  • You're experiencing breast engorgement. During the first few weeks of breastfeeding, your breasts can become engorged as your milk supply adjusts to your baby's needs. If you breastfeed from only one side at each feeding, you are more likely to experience the pain and pressure of breast engorgement in the breast that hasn't been nursed on. By alternating breasts within a feeding, you will be removing the breast milk from both breasts every two to three hours. It can help to lessen the pressure in your breasts between feedings.
  • Your baby is gaining weight slowly. If your baby is gaining weight slowly and only breastfeeding on one side at each feeding, you may want to try offering both breasts at each feeding.
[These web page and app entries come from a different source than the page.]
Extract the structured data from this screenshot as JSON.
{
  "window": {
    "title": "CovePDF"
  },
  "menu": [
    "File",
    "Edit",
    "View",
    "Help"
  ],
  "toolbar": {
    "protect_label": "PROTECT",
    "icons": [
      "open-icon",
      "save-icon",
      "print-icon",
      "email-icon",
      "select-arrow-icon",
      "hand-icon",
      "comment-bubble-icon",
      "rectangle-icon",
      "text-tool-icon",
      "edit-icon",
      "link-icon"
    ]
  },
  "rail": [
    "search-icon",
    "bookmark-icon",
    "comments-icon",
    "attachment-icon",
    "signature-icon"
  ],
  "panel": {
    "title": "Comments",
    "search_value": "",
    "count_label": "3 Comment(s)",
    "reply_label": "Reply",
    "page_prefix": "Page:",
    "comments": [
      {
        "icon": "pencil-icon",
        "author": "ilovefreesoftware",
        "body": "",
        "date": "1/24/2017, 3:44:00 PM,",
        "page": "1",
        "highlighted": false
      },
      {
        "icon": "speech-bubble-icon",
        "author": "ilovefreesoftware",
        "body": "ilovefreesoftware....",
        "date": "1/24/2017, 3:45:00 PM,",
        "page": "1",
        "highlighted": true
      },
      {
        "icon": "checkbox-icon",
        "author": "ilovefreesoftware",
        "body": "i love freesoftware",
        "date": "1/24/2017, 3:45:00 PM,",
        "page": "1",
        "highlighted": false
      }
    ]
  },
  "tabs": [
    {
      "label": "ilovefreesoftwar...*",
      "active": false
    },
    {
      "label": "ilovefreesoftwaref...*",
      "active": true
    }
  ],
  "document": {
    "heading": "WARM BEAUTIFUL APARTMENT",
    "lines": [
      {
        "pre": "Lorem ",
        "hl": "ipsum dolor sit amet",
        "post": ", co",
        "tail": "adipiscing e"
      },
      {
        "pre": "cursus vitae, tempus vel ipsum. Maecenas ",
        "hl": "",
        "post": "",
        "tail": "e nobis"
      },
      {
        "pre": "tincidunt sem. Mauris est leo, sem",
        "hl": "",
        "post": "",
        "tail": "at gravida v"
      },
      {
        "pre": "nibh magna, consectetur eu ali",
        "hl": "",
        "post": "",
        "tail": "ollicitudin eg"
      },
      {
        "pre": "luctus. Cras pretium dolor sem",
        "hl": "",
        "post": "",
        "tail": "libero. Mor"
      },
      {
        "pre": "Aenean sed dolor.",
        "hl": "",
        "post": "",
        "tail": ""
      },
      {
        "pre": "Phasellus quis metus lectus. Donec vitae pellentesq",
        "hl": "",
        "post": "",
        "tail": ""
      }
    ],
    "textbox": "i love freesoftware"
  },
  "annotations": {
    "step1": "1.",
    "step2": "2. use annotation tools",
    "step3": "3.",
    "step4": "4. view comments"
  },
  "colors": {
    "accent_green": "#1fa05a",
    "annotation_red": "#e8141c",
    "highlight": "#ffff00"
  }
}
Switching breasts within the same feeding may provide your baby with more breast milk at each nursing session.  

Tips for Breastfeeding From Both Sides at Each Feeding

Newborns breastfeed at least every two to three hours. Look for the signs that will let you know when your baby is hungry and put your child to the breast very often. Frequent breastfeeding from both breasts will help to build up your milk supply and ensure your baby is getting enough breast milk to be satisfied and gain weight well.

 Here are some tips for nursing on both sides at each feeding.

  • Don't watch the time, watch your child. Breastfeeding isn't a timed activity, so it doesn't have to be exactly ten minutes on each breast. You can follow your baby's lead and let him nurse for as long as he wants on each side. When he's ready to switch, he may give you a sign such as falling asleep, letting go of the breast, or moving around restlessly. 
  • If your baby is actively sucking, let her continue. You don't want to stop her in the middle of active sucking to switch breasts. Wait until your child stops on her own. Then, once she stops, gently break the suction of the latch and take your baby off of your breast. Before you switch to the other side, you can change the diaper and try to burp her. These actions may help your baby nurse better on the second breast. 
  • Keep track of which side you started breastfeeding on at the last feeding. Start the next feeding on the opposite side. For example, if you began the last feeding on your right breast, start the next feeding on your left breast. Your baby removes more milk from the breast that he starts to breastfeed on compared to the one that he finishes breastfeeding on. So, when you alternate the breast you begin each feeding on, each side gets an adequate amount of stimulation.  
  • You may be able to figure out which breast you last nursed on by how full each breast feels, but sometimes it's not that easy to tell. If you need a reminder, you can try using a pin, a hair tie, a bracelet, or another one of these tips for remembering which side to start the next feeding.
  • If you're dealing with an overabundant supply of breast milk, breastfeeding from both sides at each feeding can cause symptoms of colic and excessive weight gain in your baby. When you take your child to the doctor for her well-baby visits, the doctor will check her weight to be sure that she is gaining and growing appropriately. If she's gaining too much weight too quickly and having abdominal issues, you should discuss your concerns with the doctor. You may also want to try nursing on only one breast at each feeding to see if it helps to lessen those symptoms.

If you have questions or concerns about breastfeeding your baby or when to alternate sides, contact your doctor, a lactation consultant, or a local breastfeeding group for more information. 

Sources:

ABM clinical protocol# 7: model breastfeeding policy (revision 2010). Breastfeeding Medicine. 2010;5(4).

Lawrence, Ruth A., MD, Lawrence, Robert M., MD.  Breastfeeding A Guide For The Medical Profession Eighth Edition. Elsevier Health Sciences. 2015.

Riordan, J., and Wambach, K. Breastfeeding and Human Lactation Fourth Edition. Jones and Bartlett Learning. 2014.